She picked out George in a video parade 18 months after she saw him but was the only witness to positively identify him at the scene.
During his police interviews George contradicted himself and told a series of lies.
He denied an interest in weapons and insisted he would not even recognise Jill Dando.
But it was the scientific evidence which detectives believe proved they had the right man.
The particle removed from the three quarter length coat contained quantities of barium, aluminium and lead which matched quantities of the elements recovered from the body.
It was described as 'compelling evidence' of George's guilt at the first trial and the chances it could have been transferred accidentally were said to be 'negligible.'
On July 29 2002 the Court of Appeal dismissed George's first appeal, which challenged the identification evidence.
But after a second hearing on November 15, 2007 the Court of Appeal concluded the jury at the first trial should have been given a further direction about the conclusions which could be drawn from the firearms residue and the possibility of accidental contamination.
At the retrial Mr Justice Griffith Williams ruled the firearms evidence was inadmissible. He said the residue could have come from the rise in gun crime and armed police on the streets of London.
The judge agreed with forensic experts who claimed George could have picked up the speck on London Underground or a local bus.
He said: 'There is no statistical evidence to support the conclusion that the particle was more likely to have come from the gun that show Miss Dando than from innocent contamination.'
Before the trial actually started one senior detective privately admitted the residue evidence was crucial and 'a wheel had come off' the case.
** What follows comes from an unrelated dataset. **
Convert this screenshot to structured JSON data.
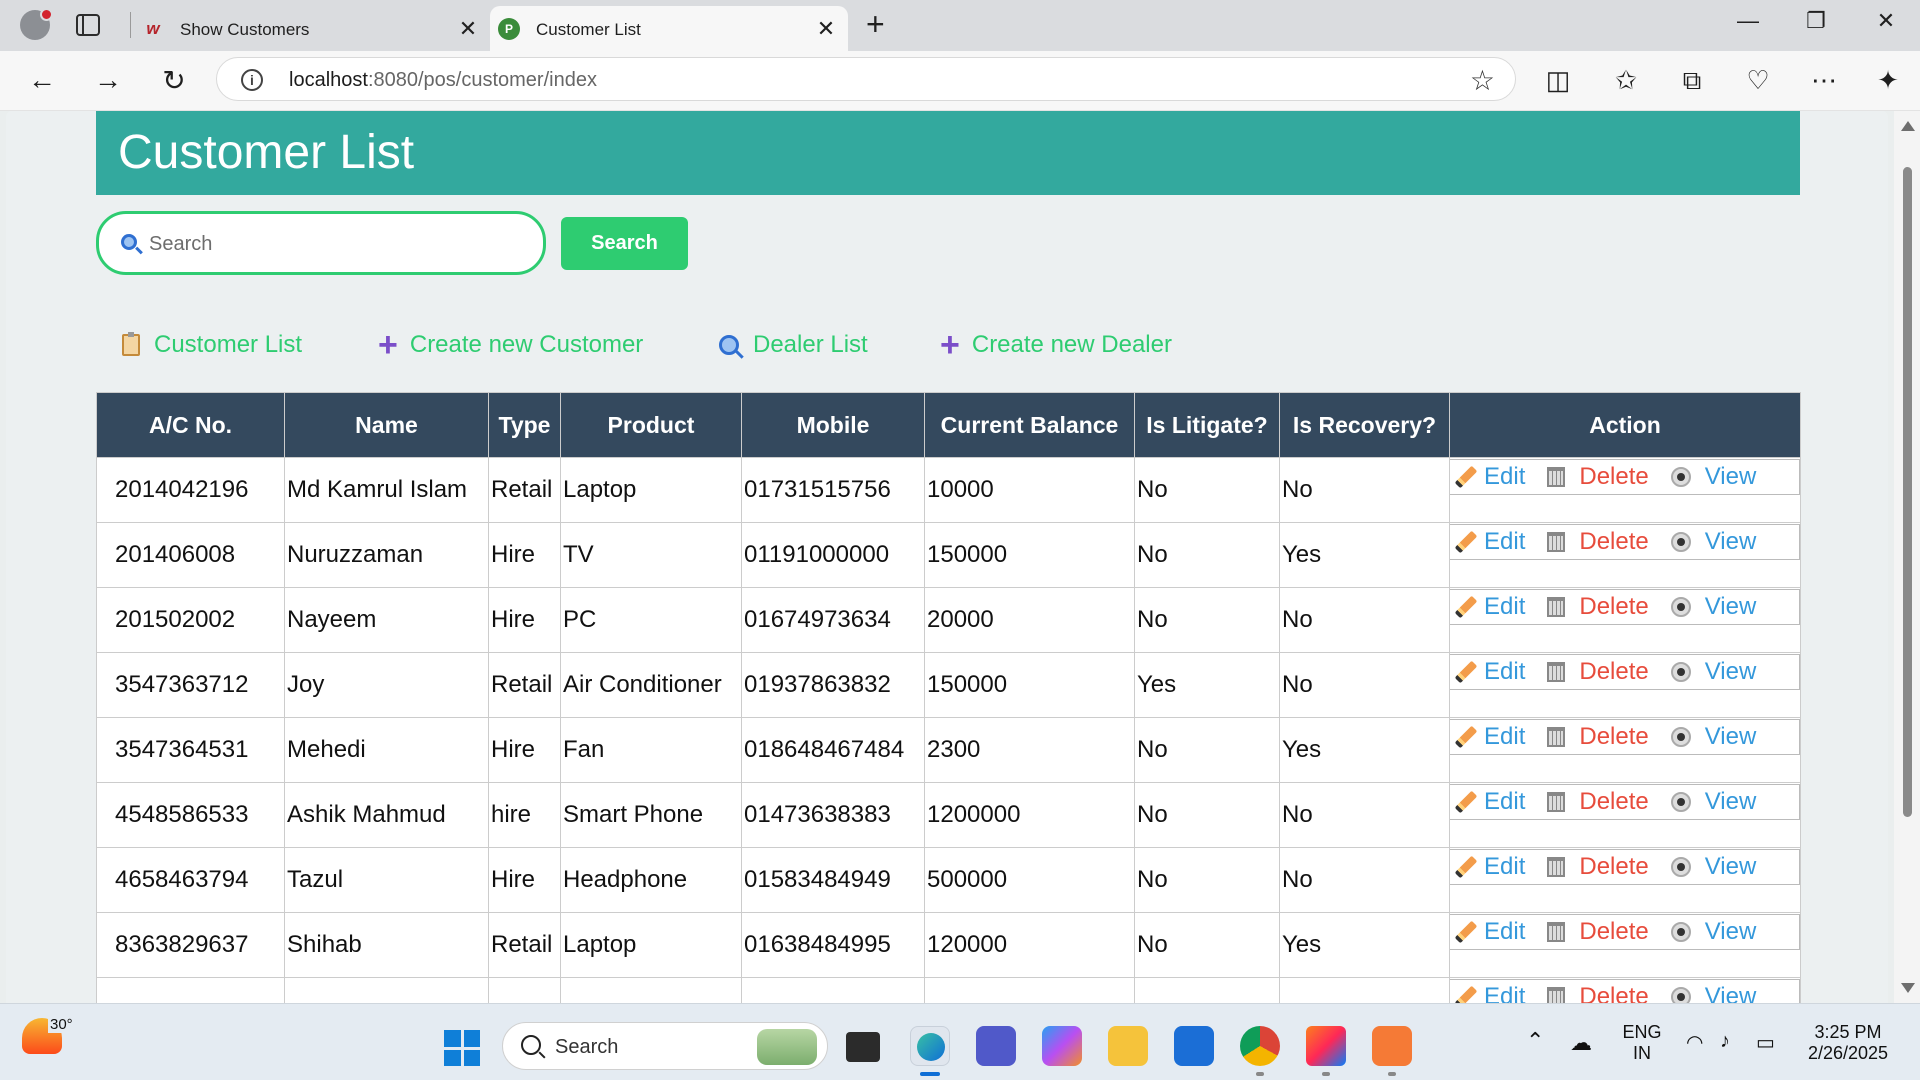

Even if Susan Mayes was correct and George was outside the house on the morning of the murder it would have taken a huge leap of faith by a jury to convict him without the evidence of the firearms residue.
Since George's conviction the murder has spawned a series of theories, counter theories and several books.
One possible suspect was a sinister fan who identified himself as 'Julian' who approached Miss Dando days before she died.
He was around 5ft 11 inches tall, wearing a suit, with straight dark hair, collar length - a similar description to that of the killer.
Nigel Dando also told police her sister had been concerned about 'some guy pestering her.'
The presenter had received hate mail just weeks before she died following a BBC Kosovo appeal in 1998.
Michael Mansfield, QC, used the mail for his bizarre 'headline grabbing' defence in the first trial, suggesting the celebrity was murdered by Serbian warlord called Arkan.
Tragically for Jill Dando and her family, the truth will probably never be known.